B.S. 1997, York College, CUNY
M.S. 1999, NYU Graduate School of Arts & Science
Thesis Advisor: S. Joseph Leibovich, Ph.D.
Dept. of Cell Biology & Molecular Medicine
Friday, June 26, 2009
MSB G-609, 2:00 p.m.
Macrophages produce several cytokines and growth factors that are critical for inflammation and wound healing. Quiescent macrophages produce low levels of these factors, but respond to micro-environmental signals to regulate their expression. Macrophages can be switched from a pro-inflammatory (M1) to a pro-angiogenic (M2-like) phenotype by the synergistic action of TLR agonists with adenosine A2A receptor (A2AR) agonists. The PLCâĎ inhibitor U73122, in the presence of AR agonists, promoted macrophage VEGF expression, while simultaneously down-regulating TNFâĐ. Suppression of PLCâĎ2 but not PLCâĎ1 using siRNA increased VEGF expression in response to AR agonists. In contrast to U73122, this depletion did not suppress TNFâĐ expression. VEGF expression by PLCâĎ2-/- macrophages was also stimulated by AR agonists.
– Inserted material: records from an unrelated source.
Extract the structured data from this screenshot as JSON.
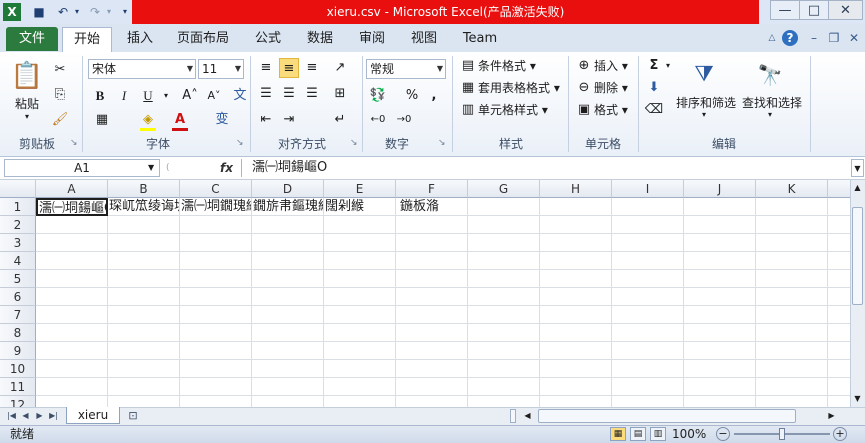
{
  "window": {
    "title": "xieru.csv - Microsoft Excel(产品激活失败)",
    "app_icon": "X",
    "minimize": "—",
    "restore": "□",
    "close": "✕"
  },
  "tabs": {
    "file": "文件",
    "items": [
      "开始",
      "插入",
      "页面布局",
      "公式",
      "数据",
      "审阅",
      "视图",
      "Team"
    ]
  },
  "ribbon": {
    "clipboard": {
      "label": "剪贴板",
      "paste": "粘贴"
    },
    "font": {
      "label": "字体",
      "font_name": "宋体",
      "font_size": "11",
      "bold": "B",
      "italic": "I",
      "underline": "U"
    },
    "alignment": {
      "label": "对齐方式"
    },
    "number": {
      "label": "数字",
      "format": "常规",
      "percent": "%",
      "comma": ","
    },
    "styles": {
      "label": "样式",
      "conditional": "条件格式",
      "table": "套用表格格式",
      "cell_styles": "单元格样式"
    },
    "cells": {
      "label": "单元格",
      "insert": "插入",
      "delete": "删除",
      "format": "格式"
    },
    "editing": {
      "label": "编辑",
      "sort": "排序和筛选",
      "find": "查找和选择"
    }
  },
  "formula_bar": {
    "name_box": "A1",
    "fx": "fx",
    "content": "濡㈠垌鍚嶇О"
  },
  "grid": {
    "columns": [
      "A",
      "B",
      "C",
      "D",
      "E",
      "F",
      "G",
      "H",
      "I",
      "J",
      "K"
    ],
    "rows": [
      "1",
      "2",
      "3",
      "4",
      "5",
      "6",
      "7",
      "8",
      "9",
      "10",
      "11",
      "12"
    ],
    "row1": [
      "濡㈠垌鍚嶇О",
      "琛屼笟绫诲埆",
      "濡㈠垌鐗瑰緛",
      "鐗旂帇鏂瑰紡",
      "闊剁緱",
      "鍦板潃",
      "",
      "",
      "",
      "",
      ""
    ]
  },
  "sheets": {
    "active": "xieru"
  },
  "status": {
    "ready": "就绪",
    "zoom": "100%"
  }
}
Involvement of A2ARs in PLCâĎ2 íVdependent VEGF up-regulation was shown using A2AR-/- macrophages. Since PLCâĎ2 suppression by U73122 or siRNA mediates A2AR-dependent VEGF expression, the effects of LPS (endotoxin, TLR4 agonist) on expression of PLC isoforms was examined. LPS rapidly suppressed PLCâĎ1 and âĎ2 protein and mRNA in macrophages. To determine the mechanism of this suppression, we cloned the PLCâĎ2 promoter into a reporter plasmid and transfected RAW264.7 cells. LPS did not induce luciferase expression in these cells, suggesting that PLCâĎ2 suppression by LPS is not transcriptionally regulated. This was confirmed in macrophages by nuclear run-on assay. PLCâĎ2 and âĎ1 mRNA half-life was decreased by LPS (t1/2 = 2.5 h) compared to untreated controls (t1/2 = >12 h), indicating that LPS destabilizes these mRNAs. To investigate whether LPS down-regulates PLCâĎ1 and âĎ2 expression in vivo, we used a mouse model of sub-lethal endotoxemia. LPS (1.4 âŢg/g body weight i.p.) rapidly suppressed PLCâĎ1 and âĎ2 mRNA and protein expression in spleen, liver and lungs. Finally, LPS-induced suppression of PLCâĎ1 and âĎ2 expression both in vitro and in vivo was shown to be MyD88-dependent.
In summary, PLCâĎ2 plays an important role in the M1 to M2-like switch induced by the synergistic action of LPS with A2AR agonists. LPS suppresses PLCâĎ2 expression, mediating the up-regulation of VEGF expression by A2ARs. PLCú]2 signaling may be a target for modulating macrophage phenotype and thus inflammation and angiogenesis.